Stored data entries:
'''

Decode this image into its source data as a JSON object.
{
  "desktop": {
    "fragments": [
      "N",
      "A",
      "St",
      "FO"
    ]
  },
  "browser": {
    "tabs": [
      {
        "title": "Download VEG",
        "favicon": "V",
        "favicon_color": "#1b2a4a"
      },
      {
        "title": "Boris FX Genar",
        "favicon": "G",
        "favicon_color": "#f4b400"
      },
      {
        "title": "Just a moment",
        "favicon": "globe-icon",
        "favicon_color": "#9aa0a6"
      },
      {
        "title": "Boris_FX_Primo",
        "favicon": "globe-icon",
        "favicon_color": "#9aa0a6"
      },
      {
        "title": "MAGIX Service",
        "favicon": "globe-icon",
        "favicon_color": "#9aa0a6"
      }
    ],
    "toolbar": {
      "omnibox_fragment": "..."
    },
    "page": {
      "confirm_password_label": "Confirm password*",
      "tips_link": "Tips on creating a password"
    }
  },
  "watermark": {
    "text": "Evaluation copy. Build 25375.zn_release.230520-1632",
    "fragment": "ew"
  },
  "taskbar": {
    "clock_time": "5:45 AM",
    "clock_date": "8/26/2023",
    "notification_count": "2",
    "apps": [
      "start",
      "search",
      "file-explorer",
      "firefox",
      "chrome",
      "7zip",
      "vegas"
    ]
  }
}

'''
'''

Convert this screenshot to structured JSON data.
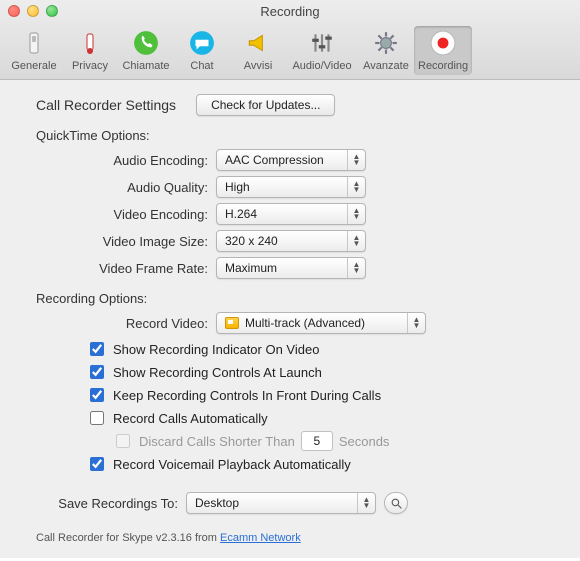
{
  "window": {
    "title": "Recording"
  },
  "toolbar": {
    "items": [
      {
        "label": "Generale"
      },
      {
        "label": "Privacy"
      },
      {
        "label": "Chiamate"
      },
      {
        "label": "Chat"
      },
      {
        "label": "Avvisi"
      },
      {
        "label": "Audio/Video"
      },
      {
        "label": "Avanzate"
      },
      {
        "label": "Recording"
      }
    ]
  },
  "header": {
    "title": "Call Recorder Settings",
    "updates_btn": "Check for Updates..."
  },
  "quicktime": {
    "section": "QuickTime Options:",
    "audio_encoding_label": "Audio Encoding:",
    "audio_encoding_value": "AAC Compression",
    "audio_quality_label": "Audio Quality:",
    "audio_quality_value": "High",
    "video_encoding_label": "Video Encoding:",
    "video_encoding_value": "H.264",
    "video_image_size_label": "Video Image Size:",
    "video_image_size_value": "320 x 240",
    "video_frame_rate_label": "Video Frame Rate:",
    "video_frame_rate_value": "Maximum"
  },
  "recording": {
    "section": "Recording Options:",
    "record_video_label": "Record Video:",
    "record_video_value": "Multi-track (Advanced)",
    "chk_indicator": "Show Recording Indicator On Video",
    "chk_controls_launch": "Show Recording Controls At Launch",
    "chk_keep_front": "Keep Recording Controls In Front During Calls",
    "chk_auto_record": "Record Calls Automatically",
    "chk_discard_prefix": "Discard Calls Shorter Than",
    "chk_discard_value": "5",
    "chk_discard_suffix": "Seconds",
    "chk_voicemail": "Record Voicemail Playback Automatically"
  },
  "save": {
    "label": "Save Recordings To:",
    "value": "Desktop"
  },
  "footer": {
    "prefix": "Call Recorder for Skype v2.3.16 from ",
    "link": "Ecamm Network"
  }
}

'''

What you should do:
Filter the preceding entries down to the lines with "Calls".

Exercise response:
    "chk_keep_front": "Keep Recording Controls In Front During Calls",
    "chk_auto_record": "Record Calls Automatically",
    "chk_discard_prefix": "Discard Calls Shorter Than",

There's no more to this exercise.